- Task to complete -
An exact copy of every record is the required answer.

- Task material -
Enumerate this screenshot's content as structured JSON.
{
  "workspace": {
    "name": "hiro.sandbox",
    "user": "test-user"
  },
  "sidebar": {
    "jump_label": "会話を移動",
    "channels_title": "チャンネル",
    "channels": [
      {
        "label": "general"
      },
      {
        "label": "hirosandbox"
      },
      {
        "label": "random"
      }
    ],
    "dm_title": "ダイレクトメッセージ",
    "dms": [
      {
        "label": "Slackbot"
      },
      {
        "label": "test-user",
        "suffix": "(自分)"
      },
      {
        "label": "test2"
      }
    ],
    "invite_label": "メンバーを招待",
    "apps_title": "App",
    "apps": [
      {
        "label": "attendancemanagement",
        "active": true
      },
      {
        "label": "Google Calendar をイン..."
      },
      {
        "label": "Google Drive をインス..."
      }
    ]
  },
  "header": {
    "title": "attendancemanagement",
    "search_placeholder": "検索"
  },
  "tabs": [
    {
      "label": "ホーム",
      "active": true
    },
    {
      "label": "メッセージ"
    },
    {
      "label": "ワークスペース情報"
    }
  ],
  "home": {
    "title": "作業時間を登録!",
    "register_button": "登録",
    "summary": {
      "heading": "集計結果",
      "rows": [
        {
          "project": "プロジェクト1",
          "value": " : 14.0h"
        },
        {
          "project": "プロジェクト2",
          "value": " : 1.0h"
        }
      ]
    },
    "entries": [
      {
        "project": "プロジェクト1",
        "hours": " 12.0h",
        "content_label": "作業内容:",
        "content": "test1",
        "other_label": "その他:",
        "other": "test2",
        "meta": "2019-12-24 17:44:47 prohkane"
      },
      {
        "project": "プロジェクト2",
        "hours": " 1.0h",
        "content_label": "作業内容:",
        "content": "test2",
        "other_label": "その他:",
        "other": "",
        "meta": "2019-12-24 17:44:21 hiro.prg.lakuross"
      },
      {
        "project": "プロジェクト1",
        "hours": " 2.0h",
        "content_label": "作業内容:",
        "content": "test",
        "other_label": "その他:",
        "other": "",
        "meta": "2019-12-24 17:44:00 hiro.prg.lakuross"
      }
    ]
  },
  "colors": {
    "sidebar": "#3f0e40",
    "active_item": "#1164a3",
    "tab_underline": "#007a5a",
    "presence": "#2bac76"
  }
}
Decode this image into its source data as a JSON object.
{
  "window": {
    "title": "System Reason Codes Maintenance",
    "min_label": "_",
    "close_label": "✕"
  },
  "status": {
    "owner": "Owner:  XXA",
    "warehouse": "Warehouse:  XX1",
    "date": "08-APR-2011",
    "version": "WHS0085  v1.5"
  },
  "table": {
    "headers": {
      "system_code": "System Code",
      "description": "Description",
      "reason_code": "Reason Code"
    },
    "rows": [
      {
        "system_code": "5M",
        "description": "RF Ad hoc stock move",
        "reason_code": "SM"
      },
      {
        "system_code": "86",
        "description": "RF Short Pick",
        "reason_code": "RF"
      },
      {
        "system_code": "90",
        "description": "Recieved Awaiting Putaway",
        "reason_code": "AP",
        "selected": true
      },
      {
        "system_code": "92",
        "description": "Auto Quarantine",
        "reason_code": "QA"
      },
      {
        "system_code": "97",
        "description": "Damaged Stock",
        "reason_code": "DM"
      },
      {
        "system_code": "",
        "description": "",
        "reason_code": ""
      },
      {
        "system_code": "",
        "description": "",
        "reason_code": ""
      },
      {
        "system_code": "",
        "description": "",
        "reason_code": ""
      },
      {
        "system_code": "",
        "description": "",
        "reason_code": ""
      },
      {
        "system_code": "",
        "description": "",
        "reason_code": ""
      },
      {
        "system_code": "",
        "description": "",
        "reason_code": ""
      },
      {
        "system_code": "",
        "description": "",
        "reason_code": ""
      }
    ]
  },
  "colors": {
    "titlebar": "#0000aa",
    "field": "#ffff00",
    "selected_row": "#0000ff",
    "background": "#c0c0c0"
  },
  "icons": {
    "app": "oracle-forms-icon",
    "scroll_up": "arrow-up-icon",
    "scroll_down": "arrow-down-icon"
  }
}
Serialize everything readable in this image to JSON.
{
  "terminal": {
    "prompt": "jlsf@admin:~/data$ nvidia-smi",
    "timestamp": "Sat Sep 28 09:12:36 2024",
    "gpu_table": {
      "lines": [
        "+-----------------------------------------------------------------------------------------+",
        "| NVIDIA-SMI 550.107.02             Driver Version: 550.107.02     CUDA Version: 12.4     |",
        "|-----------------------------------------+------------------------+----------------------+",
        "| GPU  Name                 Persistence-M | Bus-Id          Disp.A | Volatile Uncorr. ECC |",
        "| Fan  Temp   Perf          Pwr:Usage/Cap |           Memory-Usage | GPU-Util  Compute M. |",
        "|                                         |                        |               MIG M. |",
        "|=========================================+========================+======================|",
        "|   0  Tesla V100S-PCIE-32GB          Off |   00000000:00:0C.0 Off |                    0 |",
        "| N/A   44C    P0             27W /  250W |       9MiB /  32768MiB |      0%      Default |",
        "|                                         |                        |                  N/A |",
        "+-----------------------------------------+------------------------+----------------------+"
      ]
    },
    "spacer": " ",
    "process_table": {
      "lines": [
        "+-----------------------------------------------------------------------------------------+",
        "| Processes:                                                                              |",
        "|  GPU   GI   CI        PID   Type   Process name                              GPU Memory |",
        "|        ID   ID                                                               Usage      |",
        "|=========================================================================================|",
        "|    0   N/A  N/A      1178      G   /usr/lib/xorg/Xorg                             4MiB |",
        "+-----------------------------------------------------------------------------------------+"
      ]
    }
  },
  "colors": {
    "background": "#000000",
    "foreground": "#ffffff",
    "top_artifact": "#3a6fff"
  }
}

- Task answer -
Enumerate this screenshot's content as structured JSON.
{
  "workspace": {
    "name": "hiro.sandbox",
    "user": "test-user"
  },
  "sidebar": {
    "jump_label": "会話を移動",
    "channels_title": "チャンネル",
    "channels": [
      {
        "label": "general"
      },
      {
        "label": "hirosandbox"
      },
      {
        "label": "random"
      }
    ],
    "dm_title": "ダイレクトメッセージ",
    "dms": [
      {
        "label": "Slackbot"
      },
      {
        "label": "test-user",
        "suffix": "(自分)"
      },
      {
        "label": "test2"
      }
    ],
    "invite_label": "メンバーを招待",
    "apps_title": "App",
    "apps": [
      {
        "label": "attendancemanagement",
        "active": true
      },
      {
        "label": "Google Calendar をイン..."
      },
      {
        "label": "Google Drive をインス..."
      }
    ]
  },
  "header": {
    "title": "attendancemanagement",
    "search_placeholder": "検索"
  },
  "tabs": [
    {
      "label": "ホーム",
      "active": true
    },
    {
      "label": "メッセージ"
    },
    {
      "label": "ワークスペース情報"
    }
  ],
  "home": {
    "title": "作業時間を登録!",
    "register_button": "登録",
    "summary": {
      "heading": "集計結果",
      "rows": [
        {
          "project": "プロジェクト1",
          "value": " : 14.0h"
        },
        {
          "project": "プロジェクト2",
          "value": " : 1.0h"
        }
      ]
    },
    "entries": [
      {
        "project": "プロジェクト1",
        "hours": " 12.0h",
        "content_label": "作業内容:",
        "content": "test1",
        "other_label": "その他:",
        "other": "test2",
        "meta": "2019-12-24 17:44:47 prohkane"
      },
      {
        "project": "プロジェクト2",
        "hours": " 1.0h",
        "content_label": "作業内容:",
        "content": "test2",
        "other_label": "その他:",
        "other": "",
        "meta": "2019-12-24 17:44:21 hiro.prg.lakuross"
      },
      {
        "project": "プロジェクト1",
        "hours": " 2.0h",
        "content_label": "作業内容:",
        "content": "test",
        "other_label": "その他:",
        "other": "",
        "meta": "2019-12-24 17:44:00 hiro.prg.lakuross"
      }
    ]
  },
  "colors": {
    "sidebar": "#3f0e40",
    "active_item": "#1164a3",
    "tab_underline": "#007a5a",
    "presence": "#2bac76"
  }
}
Decode this image into its source data as a JSON object.
{
  "window": {
    "title": "System Reason Codes Maintenance",
    "min_label": "_",
    "close_label": "✕"
  },
  "status": {
    "owner": "Owner:  XXA",
    "warehouse": "Warehouse:  XX1",
    "date": "08-APR-2011",
    "version": "WHS0085  v1.5"
  },
  "table": {
    "headers": {
      "system_code": "System Code",
      "description": "Description",
      "reason_code": "Reason Code"
    },
    "rows": [
      {
        "system_code": "5M",
        "description": "RF Ad hoc stock move",
        "reason_code": "SM"
      },
      {
        "system_code": "86",
        "description": "RF Short Pick",
        "reason_code": "RF"
      },
      {
        "system_code": "90",
        "description": "Recieved Awaiting Putaway",
        "reason_code": "AP",
        "selected": true
      },
      {
        "system_code": "92",
        "description": "Auto Quarantine",
        "reason_code": "QA"
      },
      {
        "system_code": "97",
        "description": "Damaged Stock",
        "reason_code": "DM"
      },
      {
        "system_code": "",
        "description": "",
        "reason_code": ""
      },
      {
        "system_code": "",
        "description": "",
        "reason_code": ""
      },
      {
        "system_code": "",
        "description": "",
        "reason_code": ""
      },
      {
        "system_code": "",
        "description": "",
        "reason_code": ""
      },
      {
        "system_code": "",
        "description": "",
        "reason_code": ""
      },
      {
        "system_code": "",
        "description": "",
        "reason_code": ""
      },
      {
        "system_code": "",
        "description": "",
        "reason_code": ""
      }
    ]
  },
  "colors": {
    "titlebar": "#0000aa",
    "field": "#ffff00",
    "selected_row": "#0000ff",
    "background": "#c0c0c0"
  },
  "icons": {
    "app": "oracle-forms-icon",
    "scroll_up": "arrow-up-icon",
    "scroll_down": "arrow-down-icon"
  }
}
Serialize everything readable in this image to JSON.
{
  "terminal": {
    "prompt": "jlsf@admin:~/data$ nvidia-smi",
    "timestamp": "Sat Sep 28 09:12:36 2024",
    "gpu_table": {
      "lines": [
        "+-----------------------------------------------------------------------------------------+",
        "| NVIDIA-SMI 550.107.02             Driver Version: 550.107.02     CUDA Version: 12.4     |",
        "|-----------------------------------------+------------------------+----------------------+",
        "| GPU  Name                 Persistence-M | Bus-Id          Disp.A | Volatile Uncorr. ECC |",
        "| Fan  Temp   Perf          Pwr:Usage/Cap |           Memory-Usage | GPU-Util  Compute M. |",
        "|                                         |                        |               MIG M. |",
        "|=========================================+========================+======================|",
        "|   0  Tesla V100S-PCIE-32GB          Off |   00000000:00:0C.0 Off |                    0 |",
        "| N/A   44C    P0             27W /  250W |       9MiB /  32768MiB |      0%      Default |",
        "|                                         |                        |                  N/A |",
        "+-----------------------------------------+------------------------+----------------------+"
      ]
    },
    "spacer": " ",
    "process_table": {
      "lines": [
        "+-----------------------------------------------------------------------------------------+",
        "| Processes:                                                                              |",
        "|  GPU   GI   CI        PID   Type   Process name                              GPU Memory |",
        "|        ID   ID                                                               Usage      |",
        "|=========================================================================================|",
        "|    0   N/A  N/A      1178      G   /usr/lib/xorg/Xorg                             4MiB |",
        "+-----------------------------------------------------------------------------------------+"
      ]
    }
  },
  "colors": {
    "background": "#000000",
    "foreground": "#ffffff",
    "top_artifact": "#3a6fff"
  }
}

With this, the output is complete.